In the 2010 Seattle conference we held a debate on the question: “Should the ICDS serve packaged food?” Volunteers broke up into small groups and tried to argue for and against this proposition. Afterwards one person came forward to argue in favour and another to argue against in a debate before the entire group.
Two points are worth mentioning from this exercise
– People found it very difficult to find any points in favour of procuring and serving packaged foods through the ICDS.
– After the session, one person came to me, as the facilitator of the session, and complained that the entire session was a waste of time because it was simply a “no-brainer” that the government should provide food grains or freshly cooked food and not processed and packaged foods through its welfare programs.
All the same, Amartya Sen, Jean Dreze and many others others have spoken out publicly against the proposal.
Yet this no-brainer proposal continues to come before the Ministry of Child Welfare and several states have in fact introduced packaged foods through the ICDS. The packaged food industry markets and lobbies for their product very aggressively. Using the same tactics that worked fifty years ago in the US, the industry first persuades people to think about nutrients rather than foods, and then prints nutrient information on their labels and advertisements. Unlabelled and unadvertised food does not boast such nutrient information and may come up with lower numbers even if someone calculated specific nutrients.

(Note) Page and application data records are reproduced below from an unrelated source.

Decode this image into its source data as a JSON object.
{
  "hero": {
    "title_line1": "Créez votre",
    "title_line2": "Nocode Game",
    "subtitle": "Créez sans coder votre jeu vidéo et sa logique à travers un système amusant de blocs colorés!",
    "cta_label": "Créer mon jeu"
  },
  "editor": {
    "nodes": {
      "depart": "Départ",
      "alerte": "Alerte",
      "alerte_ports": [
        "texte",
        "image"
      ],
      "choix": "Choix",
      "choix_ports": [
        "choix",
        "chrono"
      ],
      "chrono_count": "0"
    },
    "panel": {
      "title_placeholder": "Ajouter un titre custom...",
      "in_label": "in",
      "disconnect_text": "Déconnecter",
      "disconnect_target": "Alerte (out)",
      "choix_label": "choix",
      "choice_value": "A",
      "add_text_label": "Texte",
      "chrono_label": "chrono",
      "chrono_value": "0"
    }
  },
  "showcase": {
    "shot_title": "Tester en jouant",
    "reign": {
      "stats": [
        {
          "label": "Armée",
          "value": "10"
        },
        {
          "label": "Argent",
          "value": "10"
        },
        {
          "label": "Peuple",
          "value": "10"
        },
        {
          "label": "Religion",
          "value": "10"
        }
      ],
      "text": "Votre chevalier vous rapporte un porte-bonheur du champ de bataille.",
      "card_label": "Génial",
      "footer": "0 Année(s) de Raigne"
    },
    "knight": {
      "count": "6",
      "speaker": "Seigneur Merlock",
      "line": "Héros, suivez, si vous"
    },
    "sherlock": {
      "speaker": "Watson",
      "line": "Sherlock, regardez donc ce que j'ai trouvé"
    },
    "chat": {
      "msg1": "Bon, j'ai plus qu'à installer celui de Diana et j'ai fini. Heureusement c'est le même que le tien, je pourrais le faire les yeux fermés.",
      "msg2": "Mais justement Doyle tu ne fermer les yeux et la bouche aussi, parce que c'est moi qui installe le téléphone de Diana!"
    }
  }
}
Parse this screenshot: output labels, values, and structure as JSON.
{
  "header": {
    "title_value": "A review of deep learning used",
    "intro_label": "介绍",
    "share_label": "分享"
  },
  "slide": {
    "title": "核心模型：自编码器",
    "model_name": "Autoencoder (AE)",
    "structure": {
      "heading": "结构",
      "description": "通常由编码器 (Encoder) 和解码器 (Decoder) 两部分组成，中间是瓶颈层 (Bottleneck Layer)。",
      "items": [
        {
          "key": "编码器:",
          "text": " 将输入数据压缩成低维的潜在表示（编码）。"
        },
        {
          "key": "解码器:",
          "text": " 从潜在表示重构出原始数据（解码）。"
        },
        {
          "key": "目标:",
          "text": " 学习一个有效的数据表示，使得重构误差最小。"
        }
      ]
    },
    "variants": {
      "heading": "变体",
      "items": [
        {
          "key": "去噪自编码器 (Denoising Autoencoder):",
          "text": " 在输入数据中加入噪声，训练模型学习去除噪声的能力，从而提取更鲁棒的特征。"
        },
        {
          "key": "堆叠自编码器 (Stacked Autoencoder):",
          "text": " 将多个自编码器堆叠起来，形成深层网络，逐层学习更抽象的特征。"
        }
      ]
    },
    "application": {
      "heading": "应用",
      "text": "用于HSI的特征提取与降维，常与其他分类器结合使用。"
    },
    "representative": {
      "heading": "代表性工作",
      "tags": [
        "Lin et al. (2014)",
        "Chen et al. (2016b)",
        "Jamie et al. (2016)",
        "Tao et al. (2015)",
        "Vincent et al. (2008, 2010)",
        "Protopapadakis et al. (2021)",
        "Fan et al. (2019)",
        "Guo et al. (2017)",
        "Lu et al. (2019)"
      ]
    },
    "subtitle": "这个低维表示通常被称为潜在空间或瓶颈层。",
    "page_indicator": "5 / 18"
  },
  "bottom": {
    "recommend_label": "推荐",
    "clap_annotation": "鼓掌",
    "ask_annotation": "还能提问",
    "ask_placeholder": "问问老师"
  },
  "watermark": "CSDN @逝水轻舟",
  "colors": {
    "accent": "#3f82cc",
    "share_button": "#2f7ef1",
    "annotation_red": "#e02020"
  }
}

But there is a world of difference between nutrients occurring as part of food and nutrients added in a factory.
See also: ICDS gets packaged food for the malnourished. Down to Earth, March 15, 2008.
Hot meal for kids? Renuka sells ready-to-eat. Telegraph, Oct 3, 2008.
Keep industrial food out of ICDS